by James Rada, Jr.
1922 – The marines Conquer Thurmont
More than a quarter of the U.S. Marine Corps arrived in Thurmont on June 25, along with the equipment to outfit an even larger group. They had been on the march for six days. Their ultimate destination was Gettysburg, Pennsylvania, but first, they had to get through Thurmont.
They ran into a slight snag as they passed north along Church Street. The Western Maryland Railway passed over the road about three blocks north of the downtown square, and there wasn’t enough clearance for the trucks carrying the tanks to pass under the bridge. Heavy timbers had to be placed on the back of the trucks to allow the tanks to be unloaded. The trucks and tanks then passed under the bridge separately. On the other side, the tanks were loaded onto the trucks again.
By 2:30 p.m., the Marines marched into a clover field about a mile north of Thurmont and sat down. Camp Haines was erected on the Hooker Lewis Farm. The Baltimore Sun reported that thousands of visitors came out to the camp to watch the evening movies showing the Marines on their march and to listen to the Expeditionary Force Marine Band play. They also joined in singing the Marine Hymn at the end of the concert.
One of the visitors to the camp was Henry Fleagle, a Civil War Veteran who had fought in 26 major engagements with the Seventh Maryland Infantry and emerged unscathed. Fleagle saw that the Marines had to carry very little during their march and remarked, “It is hard to get used to the new ways of doing things. We had to carry everything with us when we marched.”
“But you didn’t have to hike around like this,” one Marine told him.
“Didn’t, eh? Once we did 30 miles a day, and at the end of it, we had to double time three miles to cut off a part of Lee’s army, Son, you don’t know what hiking is,” Fleagle replied.
He told them about fighting in the Battle of Laurel Hill in Virginia during the Civil War when all but four men in his company were killed.
“Once a bullet took my hat away and another time a spent bullet hit me on the shoulder, but it didn’t have force enough to go in. I hope you boys will be as lucky as that if there’s another war,” Fleagle told the gathered Marines.
He shook hands with many of the Marines and officers and told them that there were only nine Civil War Veterans in the county. Then he thought for a moment, and corrected himself, saying that there may have been only eight left.

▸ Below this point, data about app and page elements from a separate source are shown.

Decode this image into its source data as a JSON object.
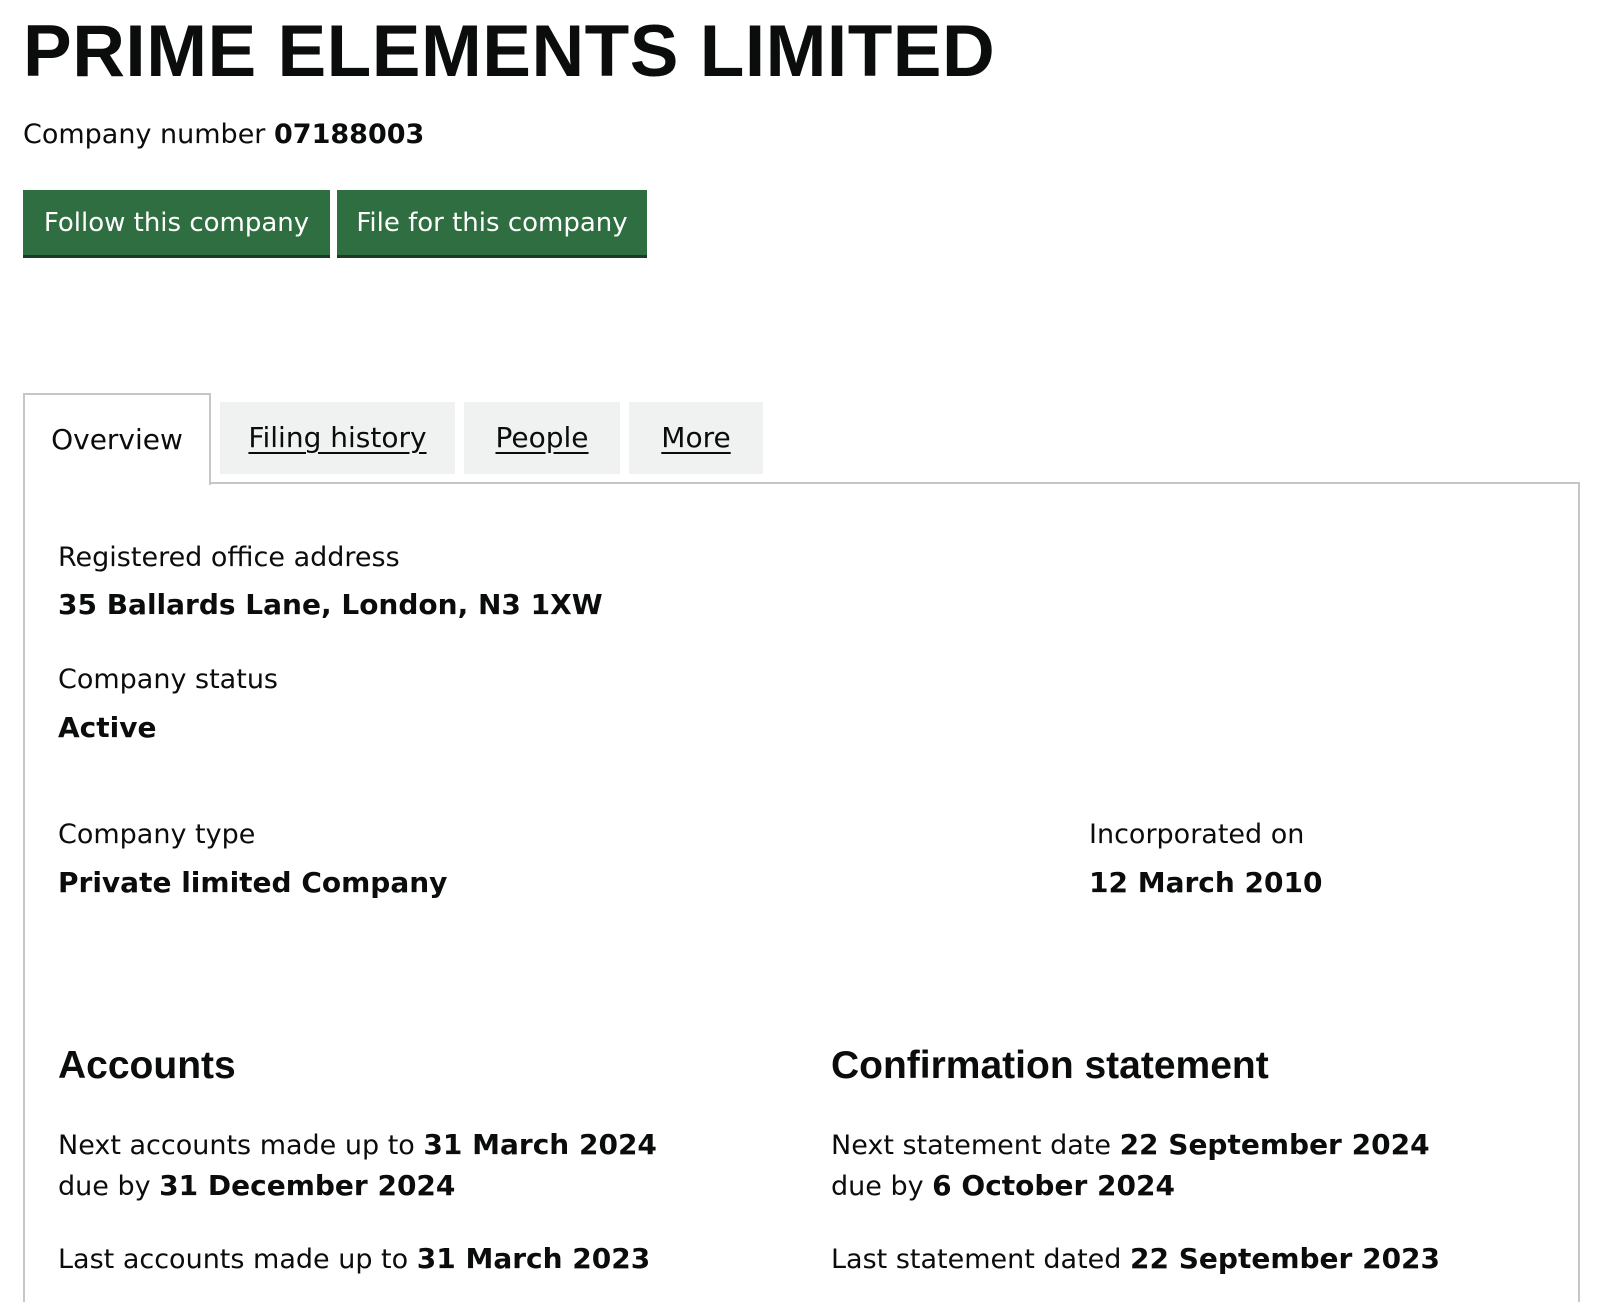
{
  "company": {
    "name": "PRIME ELEMENTS LIMITED",
    "number_label": "Company number",
    "number": "07188003"
  },
  "actions": {
    "follow_label": "Follow this company",
    "file_label": "File for this company"
  },
  "tabs": [
    {
      "label": "Overview",
      "active": true
    },
    {
      "label": "Filing history",
      "active": false
    },
    {
      "label": "People",
      "active": false
    },
    {
      "label": "More",
      "active": false
    }
  ],
  "overview": {
    "registered_office": {
      "label": "Registered office address",
      "value": "35 Ballards Lane, London, N3 1XW"
    },
    "status": {
      "label": "Company status",
      "value": "Active"
    },
    "type": {
      "label": "Company type",
      "value": "Private limited Company"
    },
    "incorporated": {
      "label": "Incorporated on",
      "value": "12 March 2010"
    }
  },
  "accounts": {
    "heading": "Accounts",
    "next_label": "Next accounts made up to",
    "next_date": "31 March 2024",
    "due_label": "due by",
    "due_date": "31 December 2024",
    "last_label": "Last accounts made up to",
    "last_date": "31 March 2023"
  },
  "confirmation": {
    "heading": "Confirmation statement",
    "next_label": "Next statement date",
    "next_date": "22 September 2024",
    "due_label": "due by",
    "due_date": "6 October 2024",
    "last_label": "Last statement dated",
    "last_date": "22 September 2023"
  },
  "colors": {
    "button_green": "#2f6e40",
    "text": "#0b0c0c",
    "tab_background": "#f0f1f1",
    "border": "#c4c6c8"
  }
}
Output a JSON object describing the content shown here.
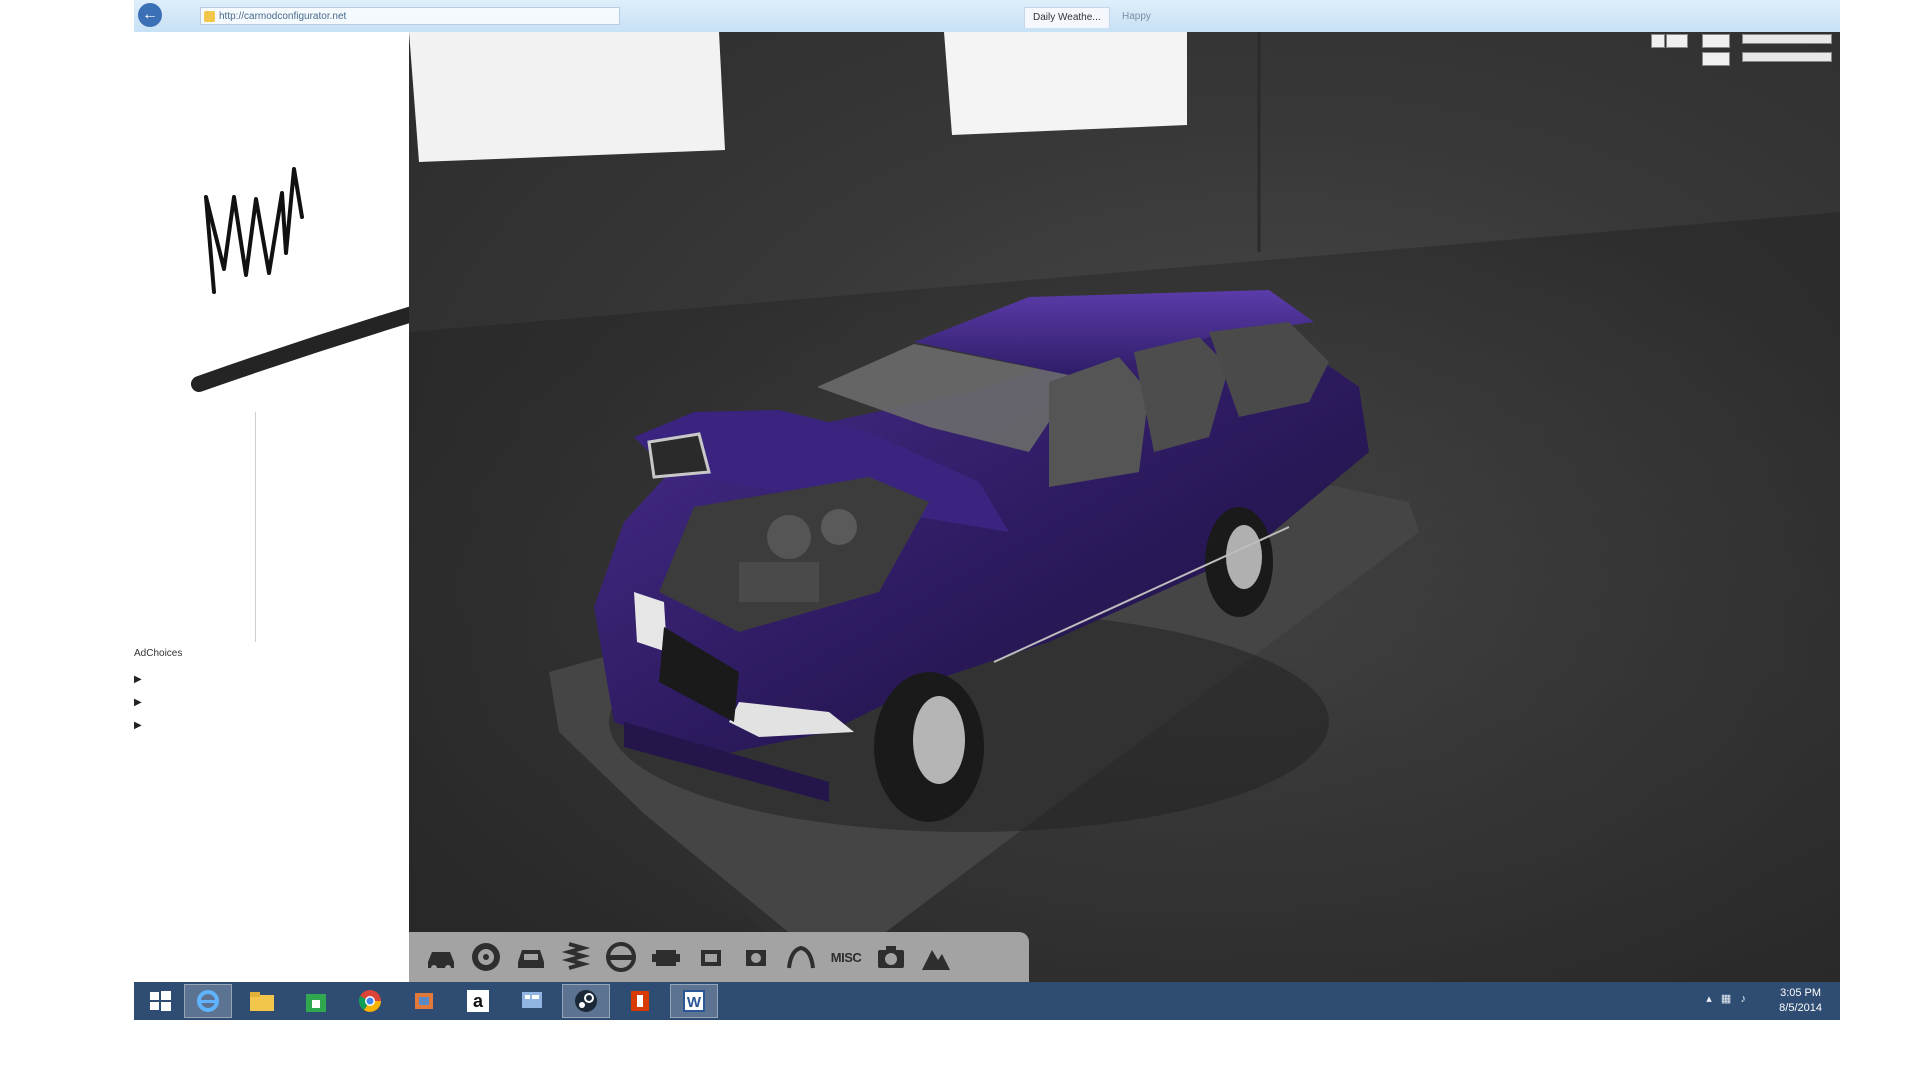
{
  "browser": {
    "address": "http://carmodconfigurator.net",
    "tabs": [
      "Daily Weathe...",
      "Happy"
    ]
  },
  "sidebar_ad": {
    "adchoices_label": "AdChoices",
    "links": [
      "",
      "",
      ""
    ]
  },
  "toolbar": {
    "buttons": [
      {
        "icon": "car-body-icon"
      },
      {
        "icon": "wheel-icon"
      },
      {
        "icon": "paint-icon"
      },
      {
        "icon": "suspension-icon"
      },
      {
        "icon": "steering-wheel-icon"
      },
      {
        "icon": "engine-icon"
      },
      {
        "icon": "engine-upgrade-icon"
      },
      {
        "icon": "engine-tune-icon"
      },
      {
        "icon": "exhaust-icon"
      },
      {
        "icon": "misc-icon",
        "label": "MISC"
      },
      {
        "icon": "camera-icon"
      },
      {
        "icon": "environment-icon"
      }
    ]
  },
  "taskbar": {
    "apps": [
      {
        "icon": "start-windows-icon"
      },
      {
        "icon": "internet-explorer-icon",
        "active": true
      },
      {
        "icon": "file-explorer-icon"
      },
      {
        "icon": "store-icon"
      },
      {
        "icon": "chrome-icon"
      },
      {
        "icon": "media-app-icon"
      },
      {
        "icon": "amazon-icon"
      },
      {
        "icon": "control-panel-icon"
      },
      {
        "icon": "steam-icon",
        "active": true
      },
      {
        "icon": "office-icon"
      },
      {
        "icon": "word-icon",
        "active": true
      }
    ],
    "time": "3:05 PM",
    "date": "8/5/2014"
  },
  "colors": {
    "car_body": "#2c1a5e",
    "taskbar": "#2f4d72",
    "viewport_bg": "#3a3a3a",
    "toolbar_bg": "#a3a3a3"
  }
}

By the end of the evening, five other Civil War Veterans had visited the camp: Jacob Freeze, “Dad” Elower, Will Miller, William Stull, and Henry Cover.
After eight hours of marching, some of the Marines willingly hiked back into Thurmont to eat a meal that wasn’t camp rations.
“Until late, they could be seen walking by the roadside, while many stood on running boards of touring cars whose occupants had honored the uniform and given the sea soldiers desirous of ‘seeing the town’ a lift to shorten the journey on foot,” The Washington Post reported.
While in Thurmont, some confusion needed to be sorted out between the Marines and the Commonwealth of Pennsylvania in order for the journey to continue past the Mason-Dixon Line. The Pennsylvania State Highway Department had been told that the Marines were using cleated trucks and tanks that would tear up the road surface. Highway Department officials traveled to Thurmont to inspect the vehicles and make sure that they complied with Pennsylvania law.
As night fell, lights flicked on across the fields, breaking up the darkness. Men made their way back to camp before “Taps” was played. Then they turned in, except for officers who worked on the next day’s plans and night couriers on motorcycles who carried messages north and south.
The next morning, June 26, the Marines made their final 15-mile march through Emmitsburg to Gettysburg, settling in at Camp Harding near the base of the Virginia Memorial on the Gettysburg battlefield. Once there, they would be able to rest somewhat before returning to Quantico.
The morning started off badly when three Marines were injured near Thurmont. The truck in which they were riding went off the road into a ditch on its way to Emmitsburg. The most severe injury sustained among the three men was a fractured shoulder blade.
As the Marines passed through Emmitsburg along Seton Avenue, local Civil War Veterans—Michael Hoke, Jame T. Hostleborn, John H. Mentzer, Thomas E. Frailey, all of whom had served with the First Maryland Cavalry—stood with flags. Mayor J. Henry Stokes, who had three sons who had served in WWI, also greeted the Marines.
At the state line just north of Emmitsburg, the two Maryland state troopers who had been traveling with the Marines to clear the roads in front of them since they had passed into Maryland from the District of Columbia, turned over their duties to seven Pennsylvania state troopers. The Pennsylvania State Police then escorted the East Coast Expeditionary Force on the last leg of their journey on Emmitsburg Road to Camp Harding